• [Problem requirements] Using the records below, give the number of lines where the word "Marc" appears, with no further output.

• [Given records]
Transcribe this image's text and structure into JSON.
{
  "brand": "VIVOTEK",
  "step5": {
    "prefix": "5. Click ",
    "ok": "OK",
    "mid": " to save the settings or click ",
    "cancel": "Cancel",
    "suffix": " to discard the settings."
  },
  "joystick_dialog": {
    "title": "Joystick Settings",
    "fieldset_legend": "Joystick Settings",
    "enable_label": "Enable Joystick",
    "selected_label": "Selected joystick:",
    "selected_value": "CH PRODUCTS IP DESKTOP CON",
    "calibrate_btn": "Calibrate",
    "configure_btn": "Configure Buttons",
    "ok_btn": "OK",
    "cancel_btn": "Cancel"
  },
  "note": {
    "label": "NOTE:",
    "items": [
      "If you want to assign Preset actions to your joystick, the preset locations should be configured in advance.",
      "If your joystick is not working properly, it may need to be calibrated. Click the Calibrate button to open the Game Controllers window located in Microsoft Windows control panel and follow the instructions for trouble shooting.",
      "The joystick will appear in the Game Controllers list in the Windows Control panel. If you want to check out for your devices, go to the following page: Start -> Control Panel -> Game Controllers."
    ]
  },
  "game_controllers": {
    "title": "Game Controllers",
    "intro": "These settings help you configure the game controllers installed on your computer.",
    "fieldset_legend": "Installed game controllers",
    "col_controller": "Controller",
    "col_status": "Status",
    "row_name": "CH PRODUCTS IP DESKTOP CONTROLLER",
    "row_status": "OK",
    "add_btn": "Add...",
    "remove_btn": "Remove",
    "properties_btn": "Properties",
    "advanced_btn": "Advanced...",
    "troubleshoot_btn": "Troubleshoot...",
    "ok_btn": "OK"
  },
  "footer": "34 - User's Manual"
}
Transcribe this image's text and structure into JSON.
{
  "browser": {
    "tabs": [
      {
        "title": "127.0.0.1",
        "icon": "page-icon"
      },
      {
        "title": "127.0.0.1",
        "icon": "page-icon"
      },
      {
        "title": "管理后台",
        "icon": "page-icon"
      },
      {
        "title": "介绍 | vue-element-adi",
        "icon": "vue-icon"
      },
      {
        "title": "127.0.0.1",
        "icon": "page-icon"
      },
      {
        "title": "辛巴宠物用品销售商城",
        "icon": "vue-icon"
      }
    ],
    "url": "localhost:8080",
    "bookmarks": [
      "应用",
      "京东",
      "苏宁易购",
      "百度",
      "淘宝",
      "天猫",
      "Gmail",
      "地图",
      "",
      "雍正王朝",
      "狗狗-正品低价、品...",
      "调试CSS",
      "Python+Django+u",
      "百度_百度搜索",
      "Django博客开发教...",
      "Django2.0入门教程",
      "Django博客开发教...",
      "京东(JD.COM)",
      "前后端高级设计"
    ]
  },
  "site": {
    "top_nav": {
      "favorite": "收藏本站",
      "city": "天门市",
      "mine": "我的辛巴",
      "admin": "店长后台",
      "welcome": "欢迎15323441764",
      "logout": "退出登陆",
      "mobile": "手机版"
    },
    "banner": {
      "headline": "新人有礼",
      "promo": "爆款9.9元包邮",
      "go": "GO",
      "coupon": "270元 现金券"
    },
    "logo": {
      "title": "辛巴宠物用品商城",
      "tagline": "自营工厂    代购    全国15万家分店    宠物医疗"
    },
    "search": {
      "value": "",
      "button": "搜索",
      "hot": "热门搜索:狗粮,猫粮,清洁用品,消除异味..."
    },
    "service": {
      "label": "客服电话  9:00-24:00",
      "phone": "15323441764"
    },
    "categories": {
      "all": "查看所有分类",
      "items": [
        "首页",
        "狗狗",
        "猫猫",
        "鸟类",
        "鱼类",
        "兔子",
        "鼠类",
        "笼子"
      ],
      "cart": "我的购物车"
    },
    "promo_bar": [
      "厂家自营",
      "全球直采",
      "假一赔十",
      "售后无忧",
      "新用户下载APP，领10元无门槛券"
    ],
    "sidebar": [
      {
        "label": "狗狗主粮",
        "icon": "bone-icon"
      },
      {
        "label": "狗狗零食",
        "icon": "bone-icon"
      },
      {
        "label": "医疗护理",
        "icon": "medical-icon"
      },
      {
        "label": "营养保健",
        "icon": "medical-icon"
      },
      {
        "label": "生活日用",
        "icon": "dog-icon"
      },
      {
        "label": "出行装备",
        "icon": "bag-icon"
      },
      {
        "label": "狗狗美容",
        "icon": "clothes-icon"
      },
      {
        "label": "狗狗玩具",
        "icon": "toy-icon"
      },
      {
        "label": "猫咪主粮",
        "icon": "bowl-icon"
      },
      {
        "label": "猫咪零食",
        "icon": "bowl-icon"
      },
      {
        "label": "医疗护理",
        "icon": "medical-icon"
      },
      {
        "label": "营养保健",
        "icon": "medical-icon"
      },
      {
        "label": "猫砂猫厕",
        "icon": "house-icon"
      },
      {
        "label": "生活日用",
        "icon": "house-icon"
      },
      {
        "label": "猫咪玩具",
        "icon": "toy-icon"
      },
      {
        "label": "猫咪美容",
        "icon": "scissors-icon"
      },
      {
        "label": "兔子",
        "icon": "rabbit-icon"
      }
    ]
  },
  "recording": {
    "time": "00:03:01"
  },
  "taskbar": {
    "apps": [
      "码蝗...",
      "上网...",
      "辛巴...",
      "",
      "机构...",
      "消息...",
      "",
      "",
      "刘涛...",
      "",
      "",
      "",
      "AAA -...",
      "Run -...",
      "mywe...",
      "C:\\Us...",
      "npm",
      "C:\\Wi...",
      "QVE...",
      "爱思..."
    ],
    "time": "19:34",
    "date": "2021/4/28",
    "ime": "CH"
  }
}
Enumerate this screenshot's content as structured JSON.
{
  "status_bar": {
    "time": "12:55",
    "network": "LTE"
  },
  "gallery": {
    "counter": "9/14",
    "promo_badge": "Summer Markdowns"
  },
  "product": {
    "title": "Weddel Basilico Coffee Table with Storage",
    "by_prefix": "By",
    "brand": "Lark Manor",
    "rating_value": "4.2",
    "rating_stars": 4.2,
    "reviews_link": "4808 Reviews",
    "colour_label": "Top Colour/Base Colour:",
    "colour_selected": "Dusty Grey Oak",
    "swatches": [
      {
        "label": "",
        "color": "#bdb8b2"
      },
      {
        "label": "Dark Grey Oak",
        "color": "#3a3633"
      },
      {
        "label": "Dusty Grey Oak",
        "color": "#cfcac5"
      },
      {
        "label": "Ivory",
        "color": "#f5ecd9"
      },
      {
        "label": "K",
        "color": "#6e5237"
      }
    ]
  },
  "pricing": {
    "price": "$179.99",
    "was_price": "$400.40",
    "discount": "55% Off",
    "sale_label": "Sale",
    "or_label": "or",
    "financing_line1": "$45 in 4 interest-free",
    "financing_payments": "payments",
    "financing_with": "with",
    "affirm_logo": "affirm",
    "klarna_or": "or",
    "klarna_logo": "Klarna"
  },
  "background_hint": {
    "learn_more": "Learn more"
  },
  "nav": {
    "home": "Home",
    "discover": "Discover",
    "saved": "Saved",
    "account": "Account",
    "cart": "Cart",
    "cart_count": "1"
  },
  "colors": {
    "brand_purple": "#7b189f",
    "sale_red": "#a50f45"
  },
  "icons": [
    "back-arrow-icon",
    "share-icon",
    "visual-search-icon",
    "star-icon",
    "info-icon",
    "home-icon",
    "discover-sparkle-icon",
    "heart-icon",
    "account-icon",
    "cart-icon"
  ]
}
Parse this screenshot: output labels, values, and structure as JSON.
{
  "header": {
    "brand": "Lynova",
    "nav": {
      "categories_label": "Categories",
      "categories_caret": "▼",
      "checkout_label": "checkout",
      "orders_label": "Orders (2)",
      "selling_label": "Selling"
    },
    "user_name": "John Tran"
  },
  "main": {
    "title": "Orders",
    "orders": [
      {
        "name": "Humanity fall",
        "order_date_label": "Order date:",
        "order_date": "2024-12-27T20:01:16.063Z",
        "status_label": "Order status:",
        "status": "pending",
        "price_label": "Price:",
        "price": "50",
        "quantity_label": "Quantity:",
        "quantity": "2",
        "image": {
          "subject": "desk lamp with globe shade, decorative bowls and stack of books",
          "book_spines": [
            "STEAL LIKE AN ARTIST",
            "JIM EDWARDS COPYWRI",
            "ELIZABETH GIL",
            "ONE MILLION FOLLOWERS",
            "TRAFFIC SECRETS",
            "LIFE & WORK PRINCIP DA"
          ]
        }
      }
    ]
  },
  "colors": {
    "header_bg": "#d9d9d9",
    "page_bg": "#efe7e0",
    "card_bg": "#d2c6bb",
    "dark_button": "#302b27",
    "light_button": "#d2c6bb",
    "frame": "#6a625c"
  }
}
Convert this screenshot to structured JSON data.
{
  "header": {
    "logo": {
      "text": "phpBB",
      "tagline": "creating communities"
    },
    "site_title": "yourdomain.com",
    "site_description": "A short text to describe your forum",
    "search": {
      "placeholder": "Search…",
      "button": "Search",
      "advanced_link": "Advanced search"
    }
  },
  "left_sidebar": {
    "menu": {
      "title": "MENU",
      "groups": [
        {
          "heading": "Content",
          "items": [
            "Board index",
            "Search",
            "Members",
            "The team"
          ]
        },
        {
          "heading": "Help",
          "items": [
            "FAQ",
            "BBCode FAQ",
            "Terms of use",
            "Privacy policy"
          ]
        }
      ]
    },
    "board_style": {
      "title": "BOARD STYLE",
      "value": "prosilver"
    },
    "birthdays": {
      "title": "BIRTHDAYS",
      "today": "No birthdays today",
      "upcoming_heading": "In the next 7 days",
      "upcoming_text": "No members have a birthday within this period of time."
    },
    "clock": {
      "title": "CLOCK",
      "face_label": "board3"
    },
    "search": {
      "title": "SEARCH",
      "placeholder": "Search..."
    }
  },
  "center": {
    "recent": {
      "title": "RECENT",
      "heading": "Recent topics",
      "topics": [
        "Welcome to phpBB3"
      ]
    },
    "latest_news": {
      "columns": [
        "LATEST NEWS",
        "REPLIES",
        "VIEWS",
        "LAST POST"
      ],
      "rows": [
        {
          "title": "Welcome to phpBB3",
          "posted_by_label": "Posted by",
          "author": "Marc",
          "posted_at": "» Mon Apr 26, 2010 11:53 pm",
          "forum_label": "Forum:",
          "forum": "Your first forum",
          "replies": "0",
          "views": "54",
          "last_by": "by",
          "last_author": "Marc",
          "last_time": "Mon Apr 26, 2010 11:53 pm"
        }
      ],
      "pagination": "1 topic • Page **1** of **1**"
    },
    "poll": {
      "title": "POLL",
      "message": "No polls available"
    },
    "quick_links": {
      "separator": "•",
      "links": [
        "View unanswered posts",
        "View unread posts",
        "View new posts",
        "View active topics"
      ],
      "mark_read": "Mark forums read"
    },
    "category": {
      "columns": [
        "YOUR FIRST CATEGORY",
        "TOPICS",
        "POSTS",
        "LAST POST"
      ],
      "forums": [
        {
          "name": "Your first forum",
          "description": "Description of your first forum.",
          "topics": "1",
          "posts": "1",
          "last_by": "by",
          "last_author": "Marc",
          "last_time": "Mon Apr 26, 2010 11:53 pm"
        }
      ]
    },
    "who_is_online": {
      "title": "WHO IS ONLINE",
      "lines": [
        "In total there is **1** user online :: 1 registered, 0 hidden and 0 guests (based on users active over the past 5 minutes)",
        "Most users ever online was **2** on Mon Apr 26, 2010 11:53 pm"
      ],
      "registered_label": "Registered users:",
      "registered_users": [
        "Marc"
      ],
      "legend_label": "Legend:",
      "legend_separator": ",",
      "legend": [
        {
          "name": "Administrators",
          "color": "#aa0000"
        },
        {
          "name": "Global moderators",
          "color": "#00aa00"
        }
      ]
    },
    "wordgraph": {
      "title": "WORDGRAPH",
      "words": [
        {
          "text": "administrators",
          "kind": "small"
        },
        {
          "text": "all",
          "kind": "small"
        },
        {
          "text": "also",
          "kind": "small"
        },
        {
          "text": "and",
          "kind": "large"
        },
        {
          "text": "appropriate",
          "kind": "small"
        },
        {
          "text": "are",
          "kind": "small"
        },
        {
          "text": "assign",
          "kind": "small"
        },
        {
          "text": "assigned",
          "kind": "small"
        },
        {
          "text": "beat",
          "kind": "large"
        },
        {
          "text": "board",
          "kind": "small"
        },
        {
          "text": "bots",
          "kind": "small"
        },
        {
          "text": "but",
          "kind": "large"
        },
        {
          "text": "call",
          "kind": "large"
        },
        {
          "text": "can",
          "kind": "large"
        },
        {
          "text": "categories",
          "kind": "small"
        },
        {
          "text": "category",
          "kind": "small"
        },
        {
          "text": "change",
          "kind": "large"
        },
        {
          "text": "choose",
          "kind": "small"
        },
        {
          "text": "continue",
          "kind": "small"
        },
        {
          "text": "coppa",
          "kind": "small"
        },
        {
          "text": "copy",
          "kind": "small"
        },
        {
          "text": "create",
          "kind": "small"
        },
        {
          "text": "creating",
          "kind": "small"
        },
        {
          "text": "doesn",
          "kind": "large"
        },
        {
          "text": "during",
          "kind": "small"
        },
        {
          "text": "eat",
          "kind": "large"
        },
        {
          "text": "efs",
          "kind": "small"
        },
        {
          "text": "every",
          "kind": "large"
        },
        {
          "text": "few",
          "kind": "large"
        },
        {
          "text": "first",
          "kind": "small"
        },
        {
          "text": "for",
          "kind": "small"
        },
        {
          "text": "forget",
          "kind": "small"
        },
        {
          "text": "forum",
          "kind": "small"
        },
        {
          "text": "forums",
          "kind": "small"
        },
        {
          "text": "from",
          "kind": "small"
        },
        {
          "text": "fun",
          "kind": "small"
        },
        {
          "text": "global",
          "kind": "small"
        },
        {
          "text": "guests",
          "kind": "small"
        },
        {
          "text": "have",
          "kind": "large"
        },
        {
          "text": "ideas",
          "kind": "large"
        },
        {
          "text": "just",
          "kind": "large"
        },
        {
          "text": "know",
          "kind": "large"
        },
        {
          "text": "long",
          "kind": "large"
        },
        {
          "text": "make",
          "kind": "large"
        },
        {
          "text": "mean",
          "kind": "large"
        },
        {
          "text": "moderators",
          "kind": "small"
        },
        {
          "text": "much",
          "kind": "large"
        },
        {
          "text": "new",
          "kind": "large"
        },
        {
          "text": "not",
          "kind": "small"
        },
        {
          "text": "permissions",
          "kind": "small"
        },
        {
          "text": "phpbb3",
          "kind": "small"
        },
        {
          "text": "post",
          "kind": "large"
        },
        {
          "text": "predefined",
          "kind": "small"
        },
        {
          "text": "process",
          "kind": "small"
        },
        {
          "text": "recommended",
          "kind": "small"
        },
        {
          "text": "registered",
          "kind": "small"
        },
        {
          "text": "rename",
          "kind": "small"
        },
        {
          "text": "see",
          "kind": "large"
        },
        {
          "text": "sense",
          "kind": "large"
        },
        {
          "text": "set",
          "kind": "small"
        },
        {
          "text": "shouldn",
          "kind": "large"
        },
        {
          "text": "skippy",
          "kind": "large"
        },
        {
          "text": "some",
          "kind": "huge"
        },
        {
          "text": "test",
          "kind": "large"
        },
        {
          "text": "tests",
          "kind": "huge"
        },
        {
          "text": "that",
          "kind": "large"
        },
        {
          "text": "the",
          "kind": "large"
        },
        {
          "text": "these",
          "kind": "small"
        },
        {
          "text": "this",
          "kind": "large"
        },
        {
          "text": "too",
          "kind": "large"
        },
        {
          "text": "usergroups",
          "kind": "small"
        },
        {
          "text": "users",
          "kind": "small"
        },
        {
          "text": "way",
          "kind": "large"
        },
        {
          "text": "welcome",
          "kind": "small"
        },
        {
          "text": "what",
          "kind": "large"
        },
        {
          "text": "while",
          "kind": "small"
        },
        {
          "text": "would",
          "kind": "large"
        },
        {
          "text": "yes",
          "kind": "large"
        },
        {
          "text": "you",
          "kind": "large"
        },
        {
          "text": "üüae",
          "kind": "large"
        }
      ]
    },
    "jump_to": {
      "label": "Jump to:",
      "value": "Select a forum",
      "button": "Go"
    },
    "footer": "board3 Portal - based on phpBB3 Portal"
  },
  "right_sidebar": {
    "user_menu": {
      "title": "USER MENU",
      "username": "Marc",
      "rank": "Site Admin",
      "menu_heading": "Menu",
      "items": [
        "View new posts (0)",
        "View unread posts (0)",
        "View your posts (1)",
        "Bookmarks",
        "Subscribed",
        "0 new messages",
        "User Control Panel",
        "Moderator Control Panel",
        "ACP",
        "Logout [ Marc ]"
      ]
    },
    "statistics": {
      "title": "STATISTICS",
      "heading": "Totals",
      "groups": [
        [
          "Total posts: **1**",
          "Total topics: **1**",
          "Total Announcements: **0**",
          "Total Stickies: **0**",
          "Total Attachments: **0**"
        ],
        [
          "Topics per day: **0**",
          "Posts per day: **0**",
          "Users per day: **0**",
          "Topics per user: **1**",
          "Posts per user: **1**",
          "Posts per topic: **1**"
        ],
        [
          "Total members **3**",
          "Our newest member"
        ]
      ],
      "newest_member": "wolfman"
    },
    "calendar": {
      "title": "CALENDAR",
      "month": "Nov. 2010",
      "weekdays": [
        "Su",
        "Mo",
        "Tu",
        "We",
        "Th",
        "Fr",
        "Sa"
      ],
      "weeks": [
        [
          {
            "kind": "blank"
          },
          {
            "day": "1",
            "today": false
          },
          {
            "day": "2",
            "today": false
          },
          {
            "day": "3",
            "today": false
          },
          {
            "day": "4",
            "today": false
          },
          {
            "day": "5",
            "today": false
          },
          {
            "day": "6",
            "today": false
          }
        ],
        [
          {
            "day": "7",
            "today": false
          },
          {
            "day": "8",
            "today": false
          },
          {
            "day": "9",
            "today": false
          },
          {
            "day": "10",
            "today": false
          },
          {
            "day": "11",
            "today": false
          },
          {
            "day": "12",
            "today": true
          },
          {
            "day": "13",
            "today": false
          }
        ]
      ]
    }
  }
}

• [Exercise answer] 6